Farley added that the board had received a legal analysis regarding the restoration of the two days “verbally.” Farley told Patch that he consulted three lawyers, including Rajcic, whose name appears on the restoration language document.
At the Jan. 11 meeting, school board members Ellen Addonizio and Sue Palazzo voted against adding the two days to the school calendar.
Capo Unified spokesman Marcus Walton said there was an error in the report. The action the board took was in approving the post-strike contract, which included the restoration language, back in April. That is what action Farley was referring to, Walton said.
“No vote was taken on that [at the Dec. 13 meeting] because no vote would be needed to be taken at that time.”
Walton said despite quibbles with the restoration language and its phrasing, the agreement’s intent is clear.
“If the language is ambiguous, the intent was not ambiguous,” Walton said.
Farley agrees. “You can take any page of writing and analyze it to death,” he said. The intent was clearly for the two years to be taken separately, not together.
“I question if the trigger’s been made. I question if the money is really there,” said Jennifer Beall, a longtime board critic who helped get the so-called reform candidates elected in 2006 and 2008. “Who would ever rely on an IOU from the state?”
Beall has not been front and center in school district politics recently as she has in the past. But she says she’s still monitoring board actions.

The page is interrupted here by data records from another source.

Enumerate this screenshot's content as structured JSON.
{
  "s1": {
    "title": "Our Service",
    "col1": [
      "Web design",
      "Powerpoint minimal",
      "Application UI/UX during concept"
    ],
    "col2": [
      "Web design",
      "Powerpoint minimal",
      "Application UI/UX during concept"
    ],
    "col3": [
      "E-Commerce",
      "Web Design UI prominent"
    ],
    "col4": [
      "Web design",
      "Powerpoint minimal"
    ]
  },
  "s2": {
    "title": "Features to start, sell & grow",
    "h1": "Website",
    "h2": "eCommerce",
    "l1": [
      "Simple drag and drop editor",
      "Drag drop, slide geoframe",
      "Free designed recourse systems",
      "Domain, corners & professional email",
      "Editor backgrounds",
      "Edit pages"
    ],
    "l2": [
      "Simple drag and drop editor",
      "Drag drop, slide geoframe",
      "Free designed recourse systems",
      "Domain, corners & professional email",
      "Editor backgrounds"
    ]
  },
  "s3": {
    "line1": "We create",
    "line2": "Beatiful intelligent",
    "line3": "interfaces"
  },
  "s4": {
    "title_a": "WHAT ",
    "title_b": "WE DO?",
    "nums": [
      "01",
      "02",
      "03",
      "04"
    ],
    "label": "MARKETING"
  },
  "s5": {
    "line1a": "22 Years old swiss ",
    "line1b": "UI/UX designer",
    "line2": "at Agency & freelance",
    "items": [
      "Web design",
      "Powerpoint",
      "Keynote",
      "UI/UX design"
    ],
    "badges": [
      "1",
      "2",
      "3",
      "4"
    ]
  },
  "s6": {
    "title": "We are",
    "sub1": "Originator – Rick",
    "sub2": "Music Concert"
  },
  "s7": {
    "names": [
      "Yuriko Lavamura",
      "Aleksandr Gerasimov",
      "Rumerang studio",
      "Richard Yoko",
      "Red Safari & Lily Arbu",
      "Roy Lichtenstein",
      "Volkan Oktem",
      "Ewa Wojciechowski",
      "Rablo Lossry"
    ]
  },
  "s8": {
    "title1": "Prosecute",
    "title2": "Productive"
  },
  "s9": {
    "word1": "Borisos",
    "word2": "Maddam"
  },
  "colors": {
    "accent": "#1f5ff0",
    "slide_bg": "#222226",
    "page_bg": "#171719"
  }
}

“I’ve always watched the dollars. I wished other parents would. That’s where you find the truth.”
Farley said the district has already been receiving the extra money each month. The October budget for the current year increased the district’s per-student allocation from $4,939 to $5,208, according to district documents.

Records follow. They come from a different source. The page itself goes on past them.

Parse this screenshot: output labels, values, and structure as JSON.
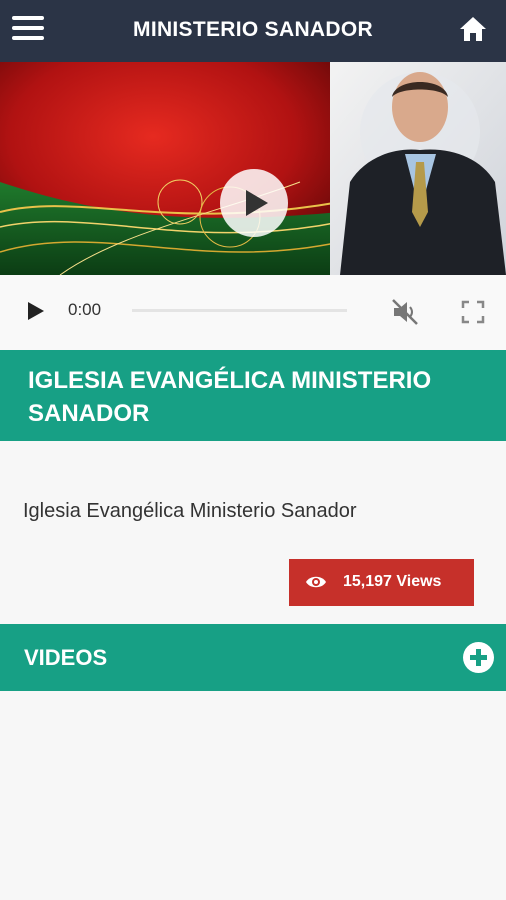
{
  "header": {
    "title": "MINISTERIO SANADOR",
    "menu_icon": "hamburger-menu-icon",
    "home_icon": "home-icon"
  },
  "player": {
    "current_time": "0:00",
    "progress": 0,
    "muted": true
  },
  "church": {
    "title": "IGLESIA EVANGÉLICA MINISTERIO SANADOR",
    "description": "Iglesia Evangélica Ministerio Sanador",
    "views_label": "15,197 Views"
  },
  "videos_section": {
    "label": "VIDEOS"
  },
  "colors": {
    "header_bg": "#2b3446",
    "accent": "#17a085",
    "views_bg": "#c6302a"
  }
}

On Dec. 14, the day before the district announced it would be adding two additional days to its academic calendar, Farley received a letter from the Orange County Department of Education cautioning him that midyear cuts could rescind the district’s extra 2010-11 dollars.
“The actual base revenue limit that the districts receive for the current year will not be finalized until June 2011,” wrote Wendy Benkert, assistant superintendent of business services for the county Department of Education.
“Given that the state is projecting a multibillion-dollar deficit over the next 18 months, there is a potential for further reductions to school district revenue limits in 2010-11, and the district needs to be prepared for an additional loss in revenues,” Benkert wrote.
Walton said that Brown’s Jan. 10 budget did not include any current-year cuts, and the district’s been reassured by state officials that 2010-11 money is safe.